■ **Requirement**:
A faithful, complete copy of the entries is the sole expected answer.

■ **Records for the exercise**:
====

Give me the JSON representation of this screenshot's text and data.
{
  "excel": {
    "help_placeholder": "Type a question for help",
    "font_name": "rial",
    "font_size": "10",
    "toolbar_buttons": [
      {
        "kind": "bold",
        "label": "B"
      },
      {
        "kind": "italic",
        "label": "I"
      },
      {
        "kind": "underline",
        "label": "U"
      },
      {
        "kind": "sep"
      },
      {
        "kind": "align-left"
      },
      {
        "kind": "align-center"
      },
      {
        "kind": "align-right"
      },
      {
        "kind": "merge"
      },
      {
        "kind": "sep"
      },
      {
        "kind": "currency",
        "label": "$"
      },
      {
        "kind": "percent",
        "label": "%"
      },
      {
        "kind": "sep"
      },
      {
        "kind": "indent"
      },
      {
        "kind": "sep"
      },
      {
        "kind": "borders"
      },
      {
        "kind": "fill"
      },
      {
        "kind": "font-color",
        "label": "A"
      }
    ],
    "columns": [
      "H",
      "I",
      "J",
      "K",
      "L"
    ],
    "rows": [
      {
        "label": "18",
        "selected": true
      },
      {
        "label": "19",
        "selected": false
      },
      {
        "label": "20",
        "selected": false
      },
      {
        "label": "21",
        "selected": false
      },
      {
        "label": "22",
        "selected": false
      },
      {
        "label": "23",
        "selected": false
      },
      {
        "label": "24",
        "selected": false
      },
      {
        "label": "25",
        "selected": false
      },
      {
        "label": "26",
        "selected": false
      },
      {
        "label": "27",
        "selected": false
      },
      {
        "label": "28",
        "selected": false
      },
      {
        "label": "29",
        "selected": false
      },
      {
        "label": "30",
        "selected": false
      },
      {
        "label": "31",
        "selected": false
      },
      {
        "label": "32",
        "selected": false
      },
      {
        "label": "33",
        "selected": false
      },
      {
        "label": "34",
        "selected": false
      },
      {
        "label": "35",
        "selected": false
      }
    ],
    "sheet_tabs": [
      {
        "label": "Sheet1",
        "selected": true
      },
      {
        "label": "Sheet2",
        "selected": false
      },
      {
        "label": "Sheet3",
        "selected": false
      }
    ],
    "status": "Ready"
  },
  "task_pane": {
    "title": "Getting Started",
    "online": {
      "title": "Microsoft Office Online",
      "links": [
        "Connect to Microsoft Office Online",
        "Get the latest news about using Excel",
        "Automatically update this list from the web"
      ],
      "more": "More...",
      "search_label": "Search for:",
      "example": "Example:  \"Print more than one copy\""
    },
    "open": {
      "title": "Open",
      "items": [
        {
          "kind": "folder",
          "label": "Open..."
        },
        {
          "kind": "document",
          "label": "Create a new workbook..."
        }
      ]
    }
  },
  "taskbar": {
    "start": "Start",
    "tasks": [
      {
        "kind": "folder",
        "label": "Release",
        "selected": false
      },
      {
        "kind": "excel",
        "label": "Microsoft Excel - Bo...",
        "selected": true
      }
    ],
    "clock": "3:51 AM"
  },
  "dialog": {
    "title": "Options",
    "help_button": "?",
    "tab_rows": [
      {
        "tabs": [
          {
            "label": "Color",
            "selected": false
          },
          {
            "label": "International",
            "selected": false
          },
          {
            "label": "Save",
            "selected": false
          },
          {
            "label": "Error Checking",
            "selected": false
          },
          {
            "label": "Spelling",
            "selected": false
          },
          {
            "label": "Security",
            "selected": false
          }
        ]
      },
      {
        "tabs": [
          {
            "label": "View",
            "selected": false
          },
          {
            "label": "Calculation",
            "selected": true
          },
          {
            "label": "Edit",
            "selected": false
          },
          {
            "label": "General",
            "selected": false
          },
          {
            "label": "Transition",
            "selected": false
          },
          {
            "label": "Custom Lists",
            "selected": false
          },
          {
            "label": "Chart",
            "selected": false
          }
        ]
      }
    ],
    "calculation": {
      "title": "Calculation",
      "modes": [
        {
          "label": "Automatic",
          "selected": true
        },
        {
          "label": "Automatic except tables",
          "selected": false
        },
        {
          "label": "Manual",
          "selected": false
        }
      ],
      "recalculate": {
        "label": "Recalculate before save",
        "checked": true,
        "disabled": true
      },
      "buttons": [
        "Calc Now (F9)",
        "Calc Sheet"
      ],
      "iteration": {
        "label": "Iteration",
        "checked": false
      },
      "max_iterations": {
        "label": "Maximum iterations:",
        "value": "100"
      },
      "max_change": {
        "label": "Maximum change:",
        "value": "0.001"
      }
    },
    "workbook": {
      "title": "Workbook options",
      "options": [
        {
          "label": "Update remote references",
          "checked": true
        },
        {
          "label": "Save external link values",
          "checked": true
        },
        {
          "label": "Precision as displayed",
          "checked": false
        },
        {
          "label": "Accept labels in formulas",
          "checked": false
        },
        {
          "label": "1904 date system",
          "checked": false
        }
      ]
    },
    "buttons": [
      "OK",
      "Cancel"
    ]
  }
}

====

■ **Solution to this task**:
Give me the JSON representation of this screenshot's text and data.
{
  "excel": {
    "help_placeholder": "Type a question for help",
    "font_name": "rial",
    "font_size": "10",
    "toolbar_buttons": [
      {
        "kind": "bold",
        "label": "B"
      },
      {
        "kind": "italic",
        "label": "I"
      },
      {
        "kind": "underline",
        "label": "U"
      },
      {
        "kind": "sep"
      },
      {
        "kind": "align-left"
      },
      {
        "kind": "align-center"
      },
      {
        "kind": "align-right"
      },
      {
        "kind": "merge"
      },
      {
        "kind": "sep"
      },
      {
        "kind": "currency",
        "label": "$"
      },
      {
        "kind": "percent",
        "label": "%"
      },
      {
        "kind": "sep"
      },
      {
        "kind": "indent"
      },
      {
        "kind": "sep"
      },
      {
        "kind": "borders"
      },
      {
        "kind": "fill"
      },
      {
        "kind": "font-color",
        "label": "A"
      }
    ],
    "columns": [
      "H",
      "I",
      "J",
      "K",
      "L"
    ],
    "rows": [
      {
        "label": "18",
        "selected": true
      },
      {
        "label": "19",
        "selected": false
      },
      {
        "label": "20",
        "selected": false
      },
      {
        "label": "21",
        "selected": false
      },
      {
        "label": "22",
        "selected": false
      },
      {
        "label": "23",
        "selected": false
      },
      {
        "label": "24",
        "selected": false
      },
      {
        "label": "25",
        "selected": false
      },
      {
        "label": "26",
        "selected": false
      },
      {
        "label": "27",
        "selected": false
      },
      {
        "label": "28",
        "selected": false
      },
      {
        "label": "29",
        "selected": false
      },
      {
        "label": "30",
        "selected": false
      },
      {
        "label": "31",
        "selected": false
      },
      {
        "label": "32",
        "selected": false
      },
      {
        "label": "33",
        "selected": false
      },
      {
        "label": "34",
        "selected": false
      },
      {
        "label": "35",
        "selected": false
      }
    ],
    "sheet_tabs": [
      {
        "label": "Sheet1",
        "selected": true
      },
      {
        "label": "Sheet2",
        "selected": false
      },
      {
        "label": "Sheet3",
        "selected": false
      }
    ],
    "status": "Ready"
  },
  "task_pane": {
    "title": "Getting Started",
    "online": {
      "title": "Microsoft Office Online",
      "links": [
        "Connect to Microsoft Office Online",
        "Get the latest news about using Excel",
        "Automatically update this list from the web"
      ],
      "more": "More...",
      "search_label": "Search for:",
      "example": "Example:  \"Print more than one copy\""
    },
    "open": {
      "title": "Open",
      "items": [
        {
          "kind": "folder",
          "label": "Open..."
        },
        {
          "kind": "document",
          "label": "Create a new workbook..."
        }
      ]
    }
  },
  "taskbar": {
    "start": "Start",
    "tasks": [
      {
        "kind": "folder",
        "label": "Release",
        "selected": false
      },
      {
        "kind": "excel",
        "label": "Microsoft Excel - Bo...",
        "selected": true
      }
    ],
    "clock": "3:51 AM"
  },
  "dialog": {
    "title": "Options",
    "help_button": "?",
    "tab_rows": [
      {
        "tabs": [
          {
            "label": "Color",
            "selected": false
          },
          {
            "label": "International",
            "selected": false
          },
          {
            "label": "Save",
            "selected": false
          },
          {
            "label": "Error Checking",
            "selected": false
          },
          {
            "label": "Spelling",
            "selected": false
          },
          {
            "label": "Security",
            "selected": false
          }
        ]
      },
      {
        "tabs": [
          {
            "label": "View",
            "selected": false
          },
          {
            "label": "Calculation",
            "selected": true
          },
          {
            "label": "Edit",
            "selected": false
          },
          {
            "label": "General",
            "selected": false
          },
          {
            "label": "Transition",
            "selected": false
          },
          {
            "label": "Custom Lists",
            "selected": false
          },
          {
            "label": "Chart",
            "selected": false
          }
        ]
      }
    ],
    "calculation": {
      "title": "Calculation",
      "modes": [
        {
          "label": "Automatic",
          "selected": true
        },
        {
          "label": "Automatic except tables",
          "selected": false
        },
        {
          "label": "Manual",
          "selected": false
        }
      ],
      "recalculate": {
        "label": "Recalculate before save",
        "checked": true,
        "disabled": true
      },
      "buttons": [
        "Calc Now (F9)",
        "Calc Sheet"
      ],
      "iteration": {
        "label": "Iteration",
        "checked": false
      },
      "max_iterations": {
        "label": "Maximum iterations:",
        "value": "100"
      },
      "max_change": {
        "label": "Maximum change:",
        "value": "0.001"
      }
    },
    "workbook": {
      "title": "Workbook options",
      "options": [
        {
          "label": "Update remote references",
          "checked": true
        },
        {
          "label": "Save external link values",
          "checked": true
        },
        {
          "label": "Precision as displayed",
          "checked": false
        },
        {
          "label": "Accept labels in formulas",
          "checked": false
        },
        {
          "label": "1904 date system",
          "checked": false
        }
      ]
    },
    "buttons": [
      "OK",
      "Cancel"
    ]
  }
}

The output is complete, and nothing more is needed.